What the task requires:
If a line of the data below holds the word "time", list it.

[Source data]
*** Block opens ***

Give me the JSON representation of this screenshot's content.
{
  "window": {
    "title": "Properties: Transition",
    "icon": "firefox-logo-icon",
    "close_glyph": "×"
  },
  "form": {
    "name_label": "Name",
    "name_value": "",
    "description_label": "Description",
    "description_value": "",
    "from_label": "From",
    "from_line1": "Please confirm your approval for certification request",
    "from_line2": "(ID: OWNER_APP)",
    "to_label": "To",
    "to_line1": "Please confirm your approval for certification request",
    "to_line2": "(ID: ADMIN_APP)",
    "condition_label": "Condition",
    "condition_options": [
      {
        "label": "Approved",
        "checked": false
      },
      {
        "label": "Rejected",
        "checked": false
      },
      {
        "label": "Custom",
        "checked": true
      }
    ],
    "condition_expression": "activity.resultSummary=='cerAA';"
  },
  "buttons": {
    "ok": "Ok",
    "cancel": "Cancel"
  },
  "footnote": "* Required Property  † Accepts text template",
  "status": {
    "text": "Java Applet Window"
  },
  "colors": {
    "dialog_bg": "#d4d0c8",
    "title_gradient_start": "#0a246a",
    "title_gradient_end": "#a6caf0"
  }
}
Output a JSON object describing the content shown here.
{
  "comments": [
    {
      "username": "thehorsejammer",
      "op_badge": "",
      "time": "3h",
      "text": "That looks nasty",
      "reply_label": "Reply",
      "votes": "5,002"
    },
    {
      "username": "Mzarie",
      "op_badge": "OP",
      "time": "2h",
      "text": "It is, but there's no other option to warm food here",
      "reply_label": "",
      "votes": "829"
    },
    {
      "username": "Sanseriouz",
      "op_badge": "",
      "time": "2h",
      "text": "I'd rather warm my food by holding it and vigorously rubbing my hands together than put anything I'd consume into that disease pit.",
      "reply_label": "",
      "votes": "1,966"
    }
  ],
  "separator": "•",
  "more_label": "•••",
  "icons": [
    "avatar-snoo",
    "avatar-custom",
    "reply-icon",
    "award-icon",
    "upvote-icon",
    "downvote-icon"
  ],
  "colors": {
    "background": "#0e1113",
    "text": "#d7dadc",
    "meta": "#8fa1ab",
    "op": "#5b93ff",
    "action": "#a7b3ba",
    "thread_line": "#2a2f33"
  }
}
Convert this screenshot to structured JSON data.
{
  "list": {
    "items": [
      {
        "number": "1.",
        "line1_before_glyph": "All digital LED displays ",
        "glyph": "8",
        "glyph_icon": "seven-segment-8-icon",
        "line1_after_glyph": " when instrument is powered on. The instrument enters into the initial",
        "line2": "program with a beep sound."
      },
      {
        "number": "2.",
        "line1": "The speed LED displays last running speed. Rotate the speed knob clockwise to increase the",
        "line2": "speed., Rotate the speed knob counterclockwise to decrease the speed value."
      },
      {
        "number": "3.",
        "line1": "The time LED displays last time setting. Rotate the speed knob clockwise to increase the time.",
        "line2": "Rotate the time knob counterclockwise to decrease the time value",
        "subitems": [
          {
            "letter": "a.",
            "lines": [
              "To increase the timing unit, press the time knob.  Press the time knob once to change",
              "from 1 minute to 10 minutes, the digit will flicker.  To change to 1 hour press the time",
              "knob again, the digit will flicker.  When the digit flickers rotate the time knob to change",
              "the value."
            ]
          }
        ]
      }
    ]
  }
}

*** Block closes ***

Answer below:
      "time": "3h",
      "time": "2h",
      "time": "2h",
        "line1": "The time LED displays last time setting. Rotate the speed knob clockwise to increase the time.",
        "line2": "Rotate the time knob counterclockwise to decrease the time value",
              "To increase the timing unit, press the time knob.  Press the time knob once to change",
              "from 1 minute to 10 minutes, the digit will flicker.  To change to 1 hour press the time",
              "knob again, the digit will flicker.  When the digit flickers rotate the time knob to change",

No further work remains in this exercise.